The merry widow – reloaded in Dresden
The merry widow – reloaded in Dresden
Review by Christoph Münch.
DRESDEN/GERMANY: October 2nd 1947: Dresden’s city center laid in ruins, as well as all its theatres. The entrepreneur Fritz Randow rented a ballroom around 5 miles from the destroyed city center, invested his private money, and reused whatever he could reuse from the destroyed Centraltheater to create a new stage. Nevertheless the money was not enough for the ambitious project. When the “Apollo-Theater” was opened, the Socialist city government already had kicked him off the project. The first piece on stage was Franz Lehár’s “Die lustige Witwe”.
“Die lustige Witwe” -(The merry widow), a not at all socialist plot of an Austro-Hungarian dandy in the decadent Paris of the 1900s who should marry a rich widow to safe the money for a bankrupt Balkan state. In 1947 it even might have been in mind of the premiere audience that Lehár’s operetta about money which makes the world go round was the favorite play of Adolf Hitler.

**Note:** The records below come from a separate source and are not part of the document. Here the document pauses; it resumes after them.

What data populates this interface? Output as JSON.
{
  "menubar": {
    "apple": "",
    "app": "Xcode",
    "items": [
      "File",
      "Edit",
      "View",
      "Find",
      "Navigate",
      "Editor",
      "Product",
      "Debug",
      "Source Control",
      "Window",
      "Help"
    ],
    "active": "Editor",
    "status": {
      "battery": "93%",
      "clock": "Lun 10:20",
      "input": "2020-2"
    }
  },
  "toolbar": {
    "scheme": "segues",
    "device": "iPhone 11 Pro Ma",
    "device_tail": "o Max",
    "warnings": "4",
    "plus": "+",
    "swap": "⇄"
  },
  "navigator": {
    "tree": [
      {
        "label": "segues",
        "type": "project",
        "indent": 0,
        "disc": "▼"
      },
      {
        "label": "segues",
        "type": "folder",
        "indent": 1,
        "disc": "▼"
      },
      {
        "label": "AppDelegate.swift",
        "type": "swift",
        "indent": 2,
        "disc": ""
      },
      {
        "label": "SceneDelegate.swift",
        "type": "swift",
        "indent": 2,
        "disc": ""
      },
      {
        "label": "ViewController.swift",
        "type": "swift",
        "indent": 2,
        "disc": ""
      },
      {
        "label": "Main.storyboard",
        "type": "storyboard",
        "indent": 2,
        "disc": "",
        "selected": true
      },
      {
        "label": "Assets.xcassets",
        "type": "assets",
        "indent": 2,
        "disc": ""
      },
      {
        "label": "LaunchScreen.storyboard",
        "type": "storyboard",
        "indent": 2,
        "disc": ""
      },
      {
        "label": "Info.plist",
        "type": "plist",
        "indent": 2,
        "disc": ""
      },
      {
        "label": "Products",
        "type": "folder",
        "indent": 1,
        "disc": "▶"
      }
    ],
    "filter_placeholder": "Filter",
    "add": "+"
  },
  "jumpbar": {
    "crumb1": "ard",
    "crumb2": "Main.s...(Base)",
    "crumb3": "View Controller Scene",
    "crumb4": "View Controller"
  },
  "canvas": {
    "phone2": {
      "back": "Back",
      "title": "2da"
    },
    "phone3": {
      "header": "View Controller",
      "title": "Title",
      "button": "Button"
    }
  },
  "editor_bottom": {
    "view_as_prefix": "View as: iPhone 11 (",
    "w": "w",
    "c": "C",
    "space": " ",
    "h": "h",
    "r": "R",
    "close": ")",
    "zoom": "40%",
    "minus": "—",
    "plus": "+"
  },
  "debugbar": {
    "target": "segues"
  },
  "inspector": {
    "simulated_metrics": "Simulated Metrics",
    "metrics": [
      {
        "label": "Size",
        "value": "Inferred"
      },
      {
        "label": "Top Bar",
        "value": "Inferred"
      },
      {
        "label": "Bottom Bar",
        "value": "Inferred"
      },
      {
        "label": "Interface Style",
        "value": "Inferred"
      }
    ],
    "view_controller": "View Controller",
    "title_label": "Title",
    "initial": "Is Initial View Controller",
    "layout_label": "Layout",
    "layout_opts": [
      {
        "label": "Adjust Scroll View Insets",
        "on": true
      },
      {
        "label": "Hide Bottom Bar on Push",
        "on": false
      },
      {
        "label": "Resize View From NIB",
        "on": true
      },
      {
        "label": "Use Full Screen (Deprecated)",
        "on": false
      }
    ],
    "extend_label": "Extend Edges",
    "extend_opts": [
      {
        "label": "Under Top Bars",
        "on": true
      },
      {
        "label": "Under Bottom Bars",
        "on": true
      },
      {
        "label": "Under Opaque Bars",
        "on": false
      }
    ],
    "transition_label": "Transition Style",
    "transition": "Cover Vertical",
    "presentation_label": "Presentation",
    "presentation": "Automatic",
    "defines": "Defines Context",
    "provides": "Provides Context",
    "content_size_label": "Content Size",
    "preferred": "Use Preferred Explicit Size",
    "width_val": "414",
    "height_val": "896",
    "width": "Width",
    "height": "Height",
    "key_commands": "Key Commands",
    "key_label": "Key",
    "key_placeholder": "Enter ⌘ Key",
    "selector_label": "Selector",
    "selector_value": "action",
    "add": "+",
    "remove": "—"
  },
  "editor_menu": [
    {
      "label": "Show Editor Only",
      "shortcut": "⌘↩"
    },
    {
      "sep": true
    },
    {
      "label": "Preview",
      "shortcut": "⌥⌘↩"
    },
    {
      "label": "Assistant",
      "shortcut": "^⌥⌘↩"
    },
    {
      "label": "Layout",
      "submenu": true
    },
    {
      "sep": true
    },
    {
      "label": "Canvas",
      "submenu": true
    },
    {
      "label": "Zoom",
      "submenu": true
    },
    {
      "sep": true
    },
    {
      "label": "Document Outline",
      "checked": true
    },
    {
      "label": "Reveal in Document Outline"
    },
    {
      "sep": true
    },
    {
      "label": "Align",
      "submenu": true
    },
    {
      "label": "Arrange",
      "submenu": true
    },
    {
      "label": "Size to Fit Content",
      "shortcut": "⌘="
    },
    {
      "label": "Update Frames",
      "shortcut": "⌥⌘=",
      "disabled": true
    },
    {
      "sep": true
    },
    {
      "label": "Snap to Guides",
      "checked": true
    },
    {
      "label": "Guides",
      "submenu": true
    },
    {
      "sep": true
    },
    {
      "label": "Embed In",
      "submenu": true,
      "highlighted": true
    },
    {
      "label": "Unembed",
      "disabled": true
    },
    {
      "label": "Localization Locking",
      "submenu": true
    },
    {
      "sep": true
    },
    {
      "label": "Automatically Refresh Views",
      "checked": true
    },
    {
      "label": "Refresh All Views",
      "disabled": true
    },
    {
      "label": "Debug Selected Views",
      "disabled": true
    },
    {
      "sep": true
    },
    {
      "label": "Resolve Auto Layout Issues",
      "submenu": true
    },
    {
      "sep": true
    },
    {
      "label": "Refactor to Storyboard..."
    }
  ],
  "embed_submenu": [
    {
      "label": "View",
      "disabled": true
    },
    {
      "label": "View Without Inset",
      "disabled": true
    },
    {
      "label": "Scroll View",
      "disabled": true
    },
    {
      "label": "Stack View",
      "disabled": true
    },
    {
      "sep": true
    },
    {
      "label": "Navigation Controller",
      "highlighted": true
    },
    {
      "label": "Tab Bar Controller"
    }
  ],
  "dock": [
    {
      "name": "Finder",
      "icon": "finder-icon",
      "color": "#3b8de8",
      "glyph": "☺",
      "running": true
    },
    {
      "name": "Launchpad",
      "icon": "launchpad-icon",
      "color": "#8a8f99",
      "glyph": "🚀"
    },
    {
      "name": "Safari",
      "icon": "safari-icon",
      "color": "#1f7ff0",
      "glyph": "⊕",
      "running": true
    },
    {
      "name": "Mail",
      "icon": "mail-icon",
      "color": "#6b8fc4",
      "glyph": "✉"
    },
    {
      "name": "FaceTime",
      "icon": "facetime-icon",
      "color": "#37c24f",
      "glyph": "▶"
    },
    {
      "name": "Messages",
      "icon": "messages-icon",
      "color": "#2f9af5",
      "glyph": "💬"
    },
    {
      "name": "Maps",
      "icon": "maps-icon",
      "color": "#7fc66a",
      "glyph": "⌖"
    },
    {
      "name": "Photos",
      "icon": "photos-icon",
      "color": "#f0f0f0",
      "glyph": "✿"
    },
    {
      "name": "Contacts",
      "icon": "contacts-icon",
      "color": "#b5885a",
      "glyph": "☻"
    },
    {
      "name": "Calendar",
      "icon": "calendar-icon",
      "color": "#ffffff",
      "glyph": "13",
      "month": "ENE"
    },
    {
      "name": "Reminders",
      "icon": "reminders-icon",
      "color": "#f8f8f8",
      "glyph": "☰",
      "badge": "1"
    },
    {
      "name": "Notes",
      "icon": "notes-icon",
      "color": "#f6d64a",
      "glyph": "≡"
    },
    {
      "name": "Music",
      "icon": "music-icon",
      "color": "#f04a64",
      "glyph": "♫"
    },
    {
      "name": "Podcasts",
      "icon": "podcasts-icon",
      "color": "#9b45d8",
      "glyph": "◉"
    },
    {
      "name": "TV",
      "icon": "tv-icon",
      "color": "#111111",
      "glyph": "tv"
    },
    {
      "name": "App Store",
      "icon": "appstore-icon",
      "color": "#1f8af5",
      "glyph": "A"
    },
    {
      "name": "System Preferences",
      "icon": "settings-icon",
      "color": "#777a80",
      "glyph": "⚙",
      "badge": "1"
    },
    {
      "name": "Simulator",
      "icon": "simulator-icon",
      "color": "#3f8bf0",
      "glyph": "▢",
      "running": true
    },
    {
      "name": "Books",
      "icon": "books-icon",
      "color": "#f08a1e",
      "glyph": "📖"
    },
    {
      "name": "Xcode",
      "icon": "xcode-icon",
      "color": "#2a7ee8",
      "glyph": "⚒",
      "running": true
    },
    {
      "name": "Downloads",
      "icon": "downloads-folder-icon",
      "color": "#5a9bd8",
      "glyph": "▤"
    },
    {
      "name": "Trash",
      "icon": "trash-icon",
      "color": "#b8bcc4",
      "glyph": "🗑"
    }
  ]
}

This performance was the beginning of the later Staatsoperette Dresden theatre which gathered artists of the former Dresden stages dedicated to operetta and light opera. And the provisory of the theatre lasted decades. In 2003 there was a real danger for the now city owned theatre to be closed, but Intendant Schaller and the ensemble contributed (and still do so) 8 percent of their income to the building of a new theatre in Dresden’s city center. At the end 12 million Euro of 96 Million of the new Kraftwerk Mitte performing art center which includes also the Theater Junge Generation will have been financed by the Staatsoperette staff.
70th birthday of Staatsoperette Dresden
70 years later, the Staatsoperette Dresden celebrates its 70th birthday with a reloaded merry widow who owned millions just by heritage. Millions which for some seem so easy to get, for others unreachable, for some might even be a burden, for others freedom to live a joyful life.
No wonder that the producer Sebastian Ritschel choose as setting a metallic grey armed treasury, created by Christof Cremer.
The idea of Ritschel who in the meantime has become opera director of the nearby Landesbühnen Sachsen in Radebeul might be convincing, but in the first and Second act it didn’t really fit to the action. In the third act, a huge illuminated show staircase finally could bring the decadent spirit of the “Maxim” nightclub into the Staatsoperette stage. Cremer’s costumes instead were full of elegance.
The list of protagonists is long in the Merry Widow, too long to mention all singers even if all of them sung and acted in a high quality – even for international standards. And the Staatsoperette in the new building with its 800 seats aims for international guests as well, by projecting English translation of the texts on a screen or giving a resume in the program booklet. Nevertheless Vanessa Goikoetxea as Hanna Glawari has to be named. The Spanish-American Soprano who actually lives in Dresden interpreted the Glawari as an elegant and joyful, but also very thoughtful and not really happy widow. With her nice accent in her dialogues and her light timbre she was the star of the evening, accompanied at eye level by Christian Grygas as Danilo. The baritone is a member of the Staatsoperette since 2005 and plays also this role with obvious freshness and depth. Almost tenoral in his heights and warm in the deep parts he justified the grand applauses by his faithful audience. Also Jannik Harneit (Njegus), Julia Danz (Valencienne), Markus Francke (Rosillon), the choir and especially the acrobatic corps de ballet who even was able to sing, should be mentioned. The orchestra of the Staatsoperette and its (vice) musical director Christian Garbosnik rounded off the experience of a great evening full of sentiments and richness. Maybe this evening the illusion of the pursuit of happiness by money lasted even for a while…